The European Union may renew quarter-century-old trade protection on Russian ammonium nitrate, risking a backlash from EU farmers opposed to the import curbs.
The European Commission began a probe into whether to reimpose tariffs on the fertilizer from Russia for another five years. The duties, which are as high as 32.71 euros ($36) a metric ton, are meant to protect EU ammonium-nitrate producers such as Poland’s Zaklady Azotowe Pulawy SA from alleged unfair price undercutting known as dumping.
The inquiry “will determine whether the expiry of the measures would be likely to lead to a continuation or recurrence of dumping” and “a continuation or recurrence of injury to the union industry,” the commission, the 28-nation EU’s executive arm in Brussels, said on Monday in the Official Journal.
While EU anti-dumping protection against Russian ammonium nitrate has been in place since 1995, the duty rates initially were variable because they amounted to the difference between a minimum import price and any imports below that price. A fixed maximum rate of 47.07 euros a ton was set in 2002 and renewed most recently in 2014.
Last November, after a number of farmers’ associations in Europe called for the suspension of the duties, the EU lowered the maximum rate to 32.71 euros.

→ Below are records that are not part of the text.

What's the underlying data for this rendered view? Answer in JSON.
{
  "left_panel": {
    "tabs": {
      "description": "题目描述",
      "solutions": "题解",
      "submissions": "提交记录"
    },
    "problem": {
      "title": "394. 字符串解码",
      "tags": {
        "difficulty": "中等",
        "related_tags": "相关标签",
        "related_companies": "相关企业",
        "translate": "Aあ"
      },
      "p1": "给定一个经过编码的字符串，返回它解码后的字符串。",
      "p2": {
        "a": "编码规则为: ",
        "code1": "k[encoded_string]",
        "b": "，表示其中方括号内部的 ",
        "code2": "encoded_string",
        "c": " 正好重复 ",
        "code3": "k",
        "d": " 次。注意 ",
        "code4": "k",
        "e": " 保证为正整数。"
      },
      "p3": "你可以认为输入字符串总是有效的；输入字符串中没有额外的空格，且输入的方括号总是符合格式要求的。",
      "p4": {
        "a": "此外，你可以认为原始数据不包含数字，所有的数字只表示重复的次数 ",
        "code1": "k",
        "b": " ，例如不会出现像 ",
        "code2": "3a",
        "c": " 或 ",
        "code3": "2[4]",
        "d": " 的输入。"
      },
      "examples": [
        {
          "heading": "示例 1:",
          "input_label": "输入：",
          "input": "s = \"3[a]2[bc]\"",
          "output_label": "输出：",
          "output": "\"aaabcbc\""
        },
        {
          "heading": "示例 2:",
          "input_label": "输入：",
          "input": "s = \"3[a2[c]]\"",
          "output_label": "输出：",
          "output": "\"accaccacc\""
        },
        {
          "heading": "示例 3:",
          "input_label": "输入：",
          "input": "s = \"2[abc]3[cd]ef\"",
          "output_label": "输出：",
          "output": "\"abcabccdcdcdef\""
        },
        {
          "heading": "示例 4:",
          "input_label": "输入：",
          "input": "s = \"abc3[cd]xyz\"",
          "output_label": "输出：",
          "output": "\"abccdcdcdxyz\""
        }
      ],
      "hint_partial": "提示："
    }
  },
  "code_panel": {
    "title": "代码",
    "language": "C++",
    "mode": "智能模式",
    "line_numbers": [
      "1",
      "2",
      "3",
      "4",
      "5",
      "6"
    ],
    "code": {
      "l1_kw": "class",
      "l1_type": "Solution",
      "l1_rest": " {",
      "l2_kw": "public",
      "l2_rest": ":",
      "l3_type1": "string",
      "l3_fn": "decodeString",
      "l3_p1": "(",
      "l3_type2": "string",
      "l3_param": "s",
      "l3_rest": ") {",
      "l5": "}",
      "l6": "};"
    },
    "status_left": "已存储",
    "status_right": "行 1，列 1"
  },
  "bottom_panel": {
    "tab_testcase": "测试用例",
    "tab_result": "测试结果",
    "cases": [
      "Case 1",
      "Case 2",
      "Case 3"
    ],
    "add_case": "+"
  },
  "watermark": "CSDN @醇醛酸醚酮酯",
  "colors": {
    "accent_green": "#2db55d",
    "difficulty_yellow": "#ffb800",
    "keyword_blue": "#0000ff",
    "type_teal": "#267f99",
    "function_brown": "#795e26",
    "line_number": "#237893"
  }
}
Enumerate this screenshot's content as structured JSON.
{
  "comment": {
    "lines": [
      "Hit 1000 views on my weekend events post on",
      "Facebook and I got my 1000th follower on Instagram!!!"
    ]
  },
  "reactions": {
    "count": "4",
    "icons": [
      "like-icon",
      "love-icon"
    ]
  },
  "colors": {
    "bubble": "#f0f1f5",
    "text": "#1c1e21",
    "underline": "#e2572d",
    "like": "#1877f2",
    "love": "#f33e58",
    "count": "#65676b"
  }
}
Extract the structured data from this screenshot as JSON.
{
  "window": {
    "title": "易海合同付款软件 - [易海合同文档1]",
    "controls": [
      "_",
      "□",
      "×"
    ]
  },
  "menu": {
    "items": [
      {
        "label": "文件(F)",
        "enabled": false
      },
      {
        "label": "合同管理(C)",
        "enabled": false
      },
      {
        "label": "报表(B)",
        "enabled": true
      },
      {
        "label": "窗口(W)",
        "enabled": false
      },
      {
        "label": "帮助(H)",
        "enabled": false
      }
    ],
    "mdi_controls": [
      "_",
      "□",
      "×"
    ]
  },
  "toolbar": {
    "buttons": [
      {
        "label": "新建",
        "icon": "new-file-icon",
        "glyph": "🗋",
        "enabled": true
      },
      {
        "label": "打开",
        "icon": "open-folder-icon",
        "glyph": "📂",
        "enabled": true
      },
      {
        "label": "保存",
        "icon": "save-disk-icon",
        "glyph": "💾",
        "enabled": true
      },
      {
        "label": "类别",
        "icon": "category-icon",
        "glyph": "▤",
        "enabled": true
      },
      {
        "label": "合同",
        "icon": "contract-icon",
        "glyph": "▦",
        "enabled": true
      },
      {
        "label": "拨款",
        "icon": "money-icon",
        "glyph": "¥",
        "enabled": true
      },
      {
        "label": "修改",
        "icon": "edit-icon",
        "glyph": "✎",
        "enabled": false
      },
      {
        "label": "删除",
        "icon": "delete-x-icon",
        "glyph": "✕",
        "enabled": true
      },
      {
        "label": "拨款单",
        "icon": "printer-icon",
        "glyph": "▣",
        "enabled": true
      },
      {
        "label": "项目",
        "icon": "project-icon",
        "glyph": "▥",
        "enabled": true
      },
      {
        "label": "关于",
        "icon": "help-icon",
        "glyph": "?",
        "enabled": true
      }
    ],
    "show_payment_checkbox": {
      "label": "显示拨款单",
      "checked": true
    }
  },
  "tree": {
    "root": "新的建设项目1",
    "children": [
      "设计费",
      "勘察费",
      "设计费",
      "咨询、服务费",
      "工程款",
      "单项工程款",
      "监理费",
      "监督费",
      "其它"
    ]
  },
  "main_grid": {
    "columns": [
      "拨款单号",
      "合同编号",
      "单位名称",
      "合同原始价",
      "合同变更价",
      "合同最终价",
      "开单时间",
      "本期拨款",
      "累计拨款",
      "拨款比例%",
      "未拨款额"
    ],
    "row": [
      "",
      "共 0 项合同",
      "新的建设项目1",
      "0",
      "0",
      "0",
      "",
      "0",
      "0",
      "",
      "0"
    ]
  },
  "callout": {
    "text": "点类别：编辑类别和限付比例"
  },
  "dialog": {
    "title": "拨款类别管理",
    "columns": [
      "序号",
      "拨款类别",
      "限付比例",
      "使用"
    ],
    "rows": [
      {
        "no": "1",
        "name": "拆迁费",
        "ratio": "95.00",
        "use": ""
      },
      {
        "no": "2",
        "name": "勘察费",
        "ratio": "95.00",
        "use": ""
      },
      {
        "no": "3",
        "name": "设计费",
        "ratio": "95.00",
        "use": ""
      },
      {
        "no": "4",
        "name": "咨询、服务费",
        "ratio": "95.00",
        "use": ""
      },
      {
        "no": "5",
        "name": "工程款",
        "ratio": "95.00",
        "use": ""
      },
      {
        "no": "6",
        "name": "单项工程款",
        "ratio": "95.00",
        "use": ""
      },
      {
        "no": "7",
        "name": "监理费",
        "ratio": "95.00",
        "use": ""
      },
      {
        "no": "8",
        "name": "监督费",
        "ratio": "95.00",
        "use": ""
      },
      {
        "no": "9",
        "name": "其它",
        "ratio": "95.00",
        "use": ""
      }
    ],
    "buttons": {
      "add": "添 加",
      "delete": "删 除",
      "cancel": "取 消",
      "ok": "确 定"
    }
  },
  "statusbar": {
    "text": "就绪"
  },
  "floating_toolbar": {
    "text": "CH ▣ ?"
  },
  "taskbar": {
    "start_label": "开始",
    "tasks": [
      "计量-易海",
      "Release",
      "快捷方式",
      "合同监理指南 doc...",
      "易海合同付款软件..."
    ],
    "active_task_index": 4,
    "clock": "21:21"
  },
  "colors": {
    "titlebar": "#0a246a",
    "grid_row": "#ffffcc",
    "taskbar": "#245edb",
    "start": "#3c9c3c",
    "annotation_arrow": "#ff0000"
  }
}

Russian exporters’ combined share of the EU ammonium-nitrate market was 1.5% in 2016 compared with 4.6% in 2014, the commission said last November.